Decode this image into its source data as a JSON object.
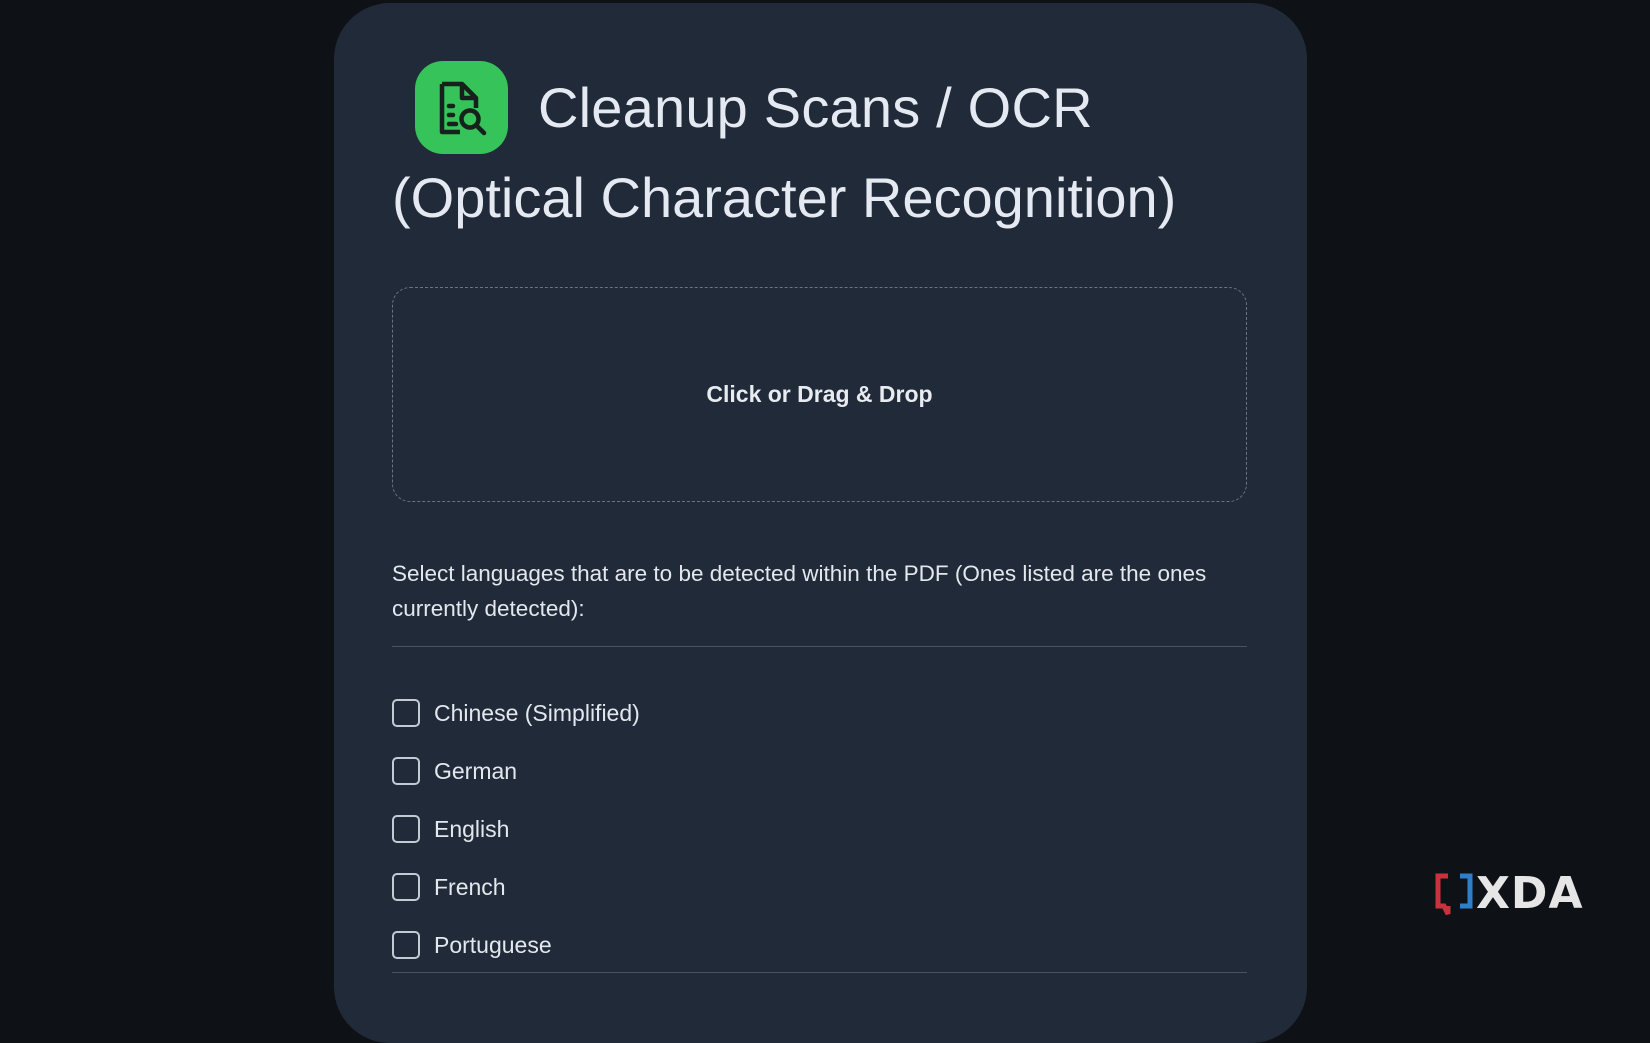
{
  "header": {
    "icon": "document-search-icon",
    "title_line1": "Cleanup Scans / OCR",
    "title_line2": "(Optical Character Recognition)"
  },
  "dropzone": {
    "label": "Click or Drag & Drop"
  },
  "instructions": "Select languages that are to be detected within the PDF (Ones listed are the ones currently detected):",
  "languages": [
    {
      "label": "Chinese (Simplified)",
      "checked": false
    },
    {
      "label": "German",
      "checked": false
    },
    {
      "label": "English",
      "checked": false
    },
    {
      "label": "French",
      "checked": false
    },
    {
      "label": "Portuguese",
      "checked": false
    }
  ],
  "watermark": {
    "text": "XDA"
  },
  "colors": {
    "background": "#0e1216",
    "card": "#212a38",
    "accent": "#35c35a"
  }
}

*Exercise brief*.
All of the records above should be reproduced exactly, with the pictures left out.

*Answer space*.
Decode this image into its source data as a JSON object.
{
  "header": {
    "icon": "document-search-icon",
    "title_line1": "Cleanup Scans / OCR",
    "title_line2": "(Optical Character Recognition)"
  },
  "dropzone": {
    "label": "Click or Drag & Drop"
  },
  "instructions": "Select languages that are to be detected within the PDF (Ones listed are the ones currently detected):",
  "languages": [
    {
      "label": "Chinese (Simplified)",
      "checked": false
    },
    {
      "label": "German",
      "checked": false
    },
    {
      "label": "English",
      "checked": false
    },
    {
      "label": "French",
      "checked": false
    },
    {
      "label": "Portuguese",
      "checked": false
    }
  ],
  "watermark": {
    "text": "XDA"
  },
  "colors": {
    "background": "#0e1216",
    "card": "#212a38",
    "accent": "#35c35a"
  }
}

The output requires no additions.